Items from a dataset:
──────────

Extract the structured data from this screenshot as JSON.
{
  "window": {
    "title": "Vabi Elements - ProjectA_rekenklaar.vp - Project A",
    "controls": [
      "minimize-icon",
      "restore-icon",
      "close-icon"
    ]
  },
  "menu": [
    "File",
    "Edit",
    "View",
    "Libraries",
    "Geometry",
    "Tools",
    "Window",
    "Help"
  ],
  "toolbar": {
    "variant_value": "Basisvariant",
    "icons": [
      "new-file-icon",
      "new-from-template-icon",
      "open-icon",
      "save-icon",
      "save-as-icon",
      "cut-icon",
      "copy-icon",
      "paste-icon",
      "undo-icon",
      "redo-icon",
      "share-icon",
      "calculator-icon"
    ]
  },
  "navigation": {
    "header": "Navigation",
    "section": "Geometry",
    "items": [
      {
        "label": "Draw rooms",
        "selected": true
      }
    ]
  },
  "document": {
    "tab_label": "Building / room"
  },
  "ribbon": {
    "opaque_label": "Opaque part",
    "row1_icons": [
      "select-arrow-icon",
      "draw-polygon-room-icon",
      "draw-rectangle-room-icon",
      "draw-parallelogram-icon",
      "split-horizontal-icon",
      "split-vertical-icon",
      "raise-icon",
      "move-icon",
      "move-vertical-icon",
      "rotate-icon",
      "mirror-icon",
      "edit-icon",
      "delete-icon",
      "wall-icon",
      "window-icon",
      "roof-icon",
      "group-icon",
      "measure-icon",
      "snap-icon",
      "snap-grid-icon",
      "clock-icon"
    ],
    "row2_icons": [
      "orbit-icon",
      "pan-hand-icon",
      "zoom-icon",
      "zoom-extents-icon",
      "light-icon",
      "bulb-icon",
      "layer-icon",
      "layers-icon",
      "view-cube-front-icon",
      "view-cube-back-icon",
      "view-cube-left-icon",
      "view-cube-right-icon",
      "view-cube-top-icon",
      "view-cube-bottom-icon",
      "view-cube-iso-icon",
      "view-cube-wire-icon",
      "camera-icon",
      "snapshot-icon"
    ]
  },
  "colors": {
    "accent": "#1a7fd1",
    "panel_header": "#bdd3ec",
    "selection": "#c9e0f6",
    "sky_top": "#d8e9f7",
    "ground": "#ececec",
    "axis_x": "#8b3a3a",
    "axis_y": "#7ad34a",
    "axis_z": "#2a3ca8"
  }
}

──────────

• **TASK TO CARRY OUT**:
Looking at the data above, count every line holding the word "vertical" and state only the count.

• **SOLUTION TO THIS TASK**:
2